[Start of Attachment]

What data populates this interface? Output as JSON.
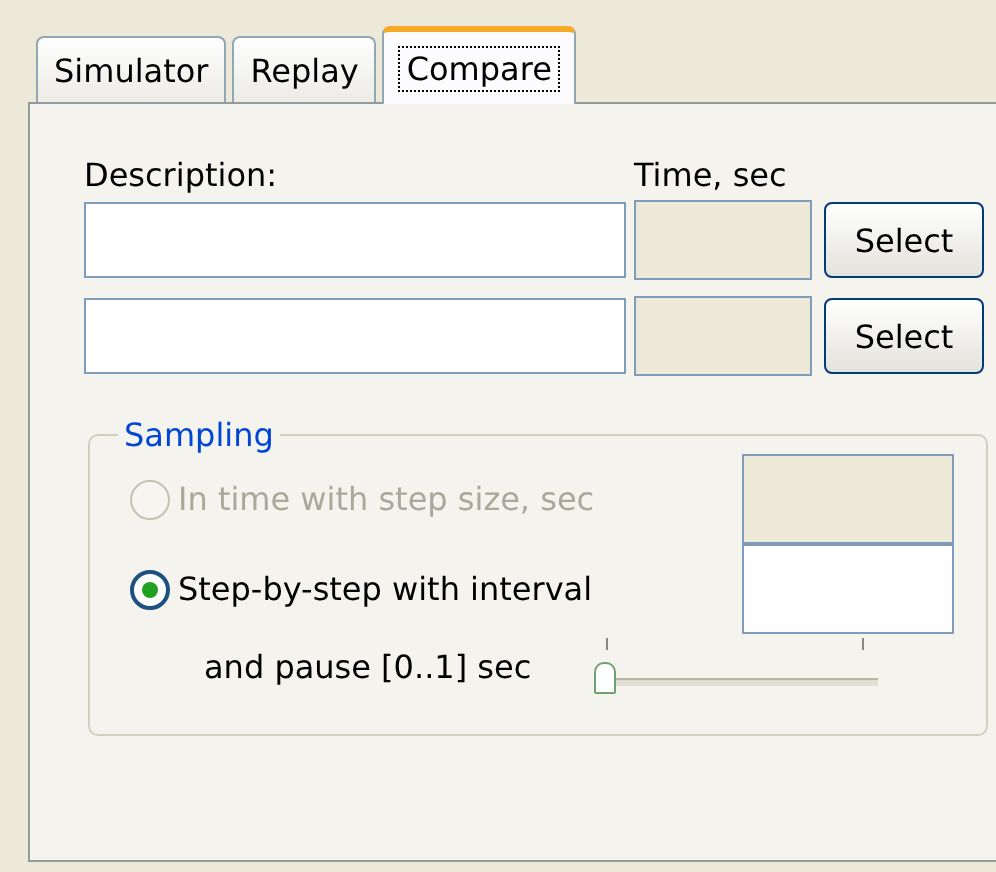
{
  "tabs": [
    {
      "label": "Simulator",
      "selected": false
    },
    {
      "label": "Replay",
      "selected": false
    },
    {
      "label": "Compare",
      "selected": true
    }
  ],
  "columns": {
    "description": "Description:",
    "time": "Time, sec"
  },
  "rows": [
    {
      "button": "Select",
      "time_disabled": true
    },
    {
      "button": "Select",
      "time_disabled": true
    }
  ],
  "sampling": {
    "legend": "Sampling",
    "options": [
      {
        "label": "In time with step size, sec",
        "selected": false,
        "disabled": true,
        "field_disabled": true
      },
      {
        "label": "Step-by-step with interval",
        "selected": true,
        "disabled": false,
        "field_disabled": false
      }
    ],
    "pause": {
      "label": "and pause [0..1] sec",
      "level": 0
    }
  }
}
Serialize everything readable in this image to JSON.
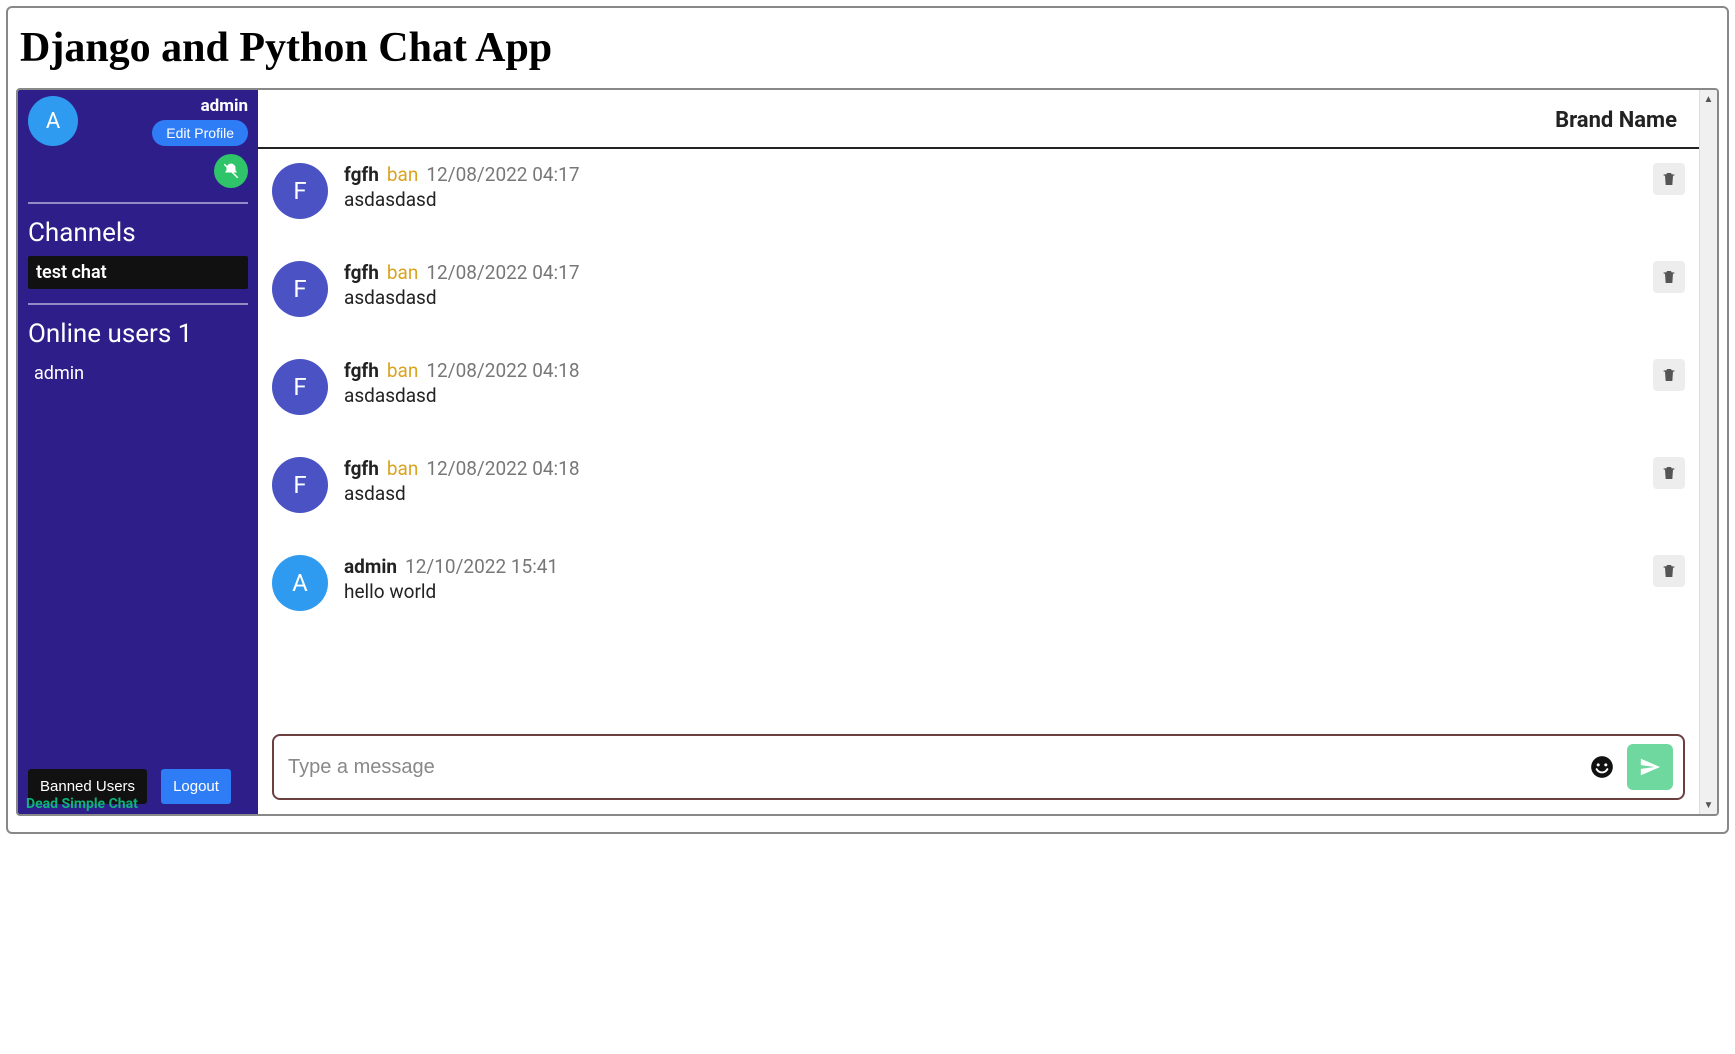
{
  "page": {
    "title": "Django and Python Chat App"
  },
  "sidebar": {
    "user": {
      "name": "admin",
      "initial": "A"
    },
    "edit_profile_label": "Edit Profile",
    "channels_heading": "Channels",
    "channels": [
      {
        "name": "test chat"
      }
    ],
    "online_heading": "Online users 1",
    "online_users": [
      {
        "name": "admin"
      }
    ],
    "banned_users_label": "Banned Users",
    "logout_label": "Logout"
  },
  "header": {
    "brand": "Brand Name"
  },
  "messages": [
    {
      "user": "fgfh",
      "ban_label": "ban",
      "time": "12/08/2022 04:17",
      "text": "asdasdasd",
      "initial": "F",
      "avatar_class": "avatar-fgfh"
    },
    {
      "user": "fgfh",
      "ban_label": "ban",
      "time": "12/08/2022 04:17",
      "text": "asdasdasd",
      "initial": "F",
      "avatar_class": "avatar-fgfh"
    },
    {
      "user": "fgfh",
      "ban_label": "ban",
      "time": "12/08/2022 04:18",
      "text": "asdasdasd",
      "initial": "F",
      "avatar_class": "avatar-fgfh"
    },
    {
      "user": "fgfh",
      "ban_label": "ban",
      "time": "12/08/2022 04:18",
      "text": "asdasd",
      "initial": "F",
      "avatar_class": "avatar-fgfh"
    },
    {
      "user": "admin",
      "ban_label": "",
      "time": "12/10/2022 15:41",
      "text": "hello world",
      "initial": "A",
      "avatar_class": "avatar-admin"
    }
  ],
  "composer": {
    "placeholder": "Type a message"
  },
  "footer": {
    "link_text": "Dead Simple Chat"
  }
}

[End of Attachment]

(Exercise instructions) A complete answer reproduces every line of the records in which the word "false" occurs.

(Solved exercise)
      "selected": false
      "selected": false
        "selected": false,
        "disabled": false,
        "field_disabled": false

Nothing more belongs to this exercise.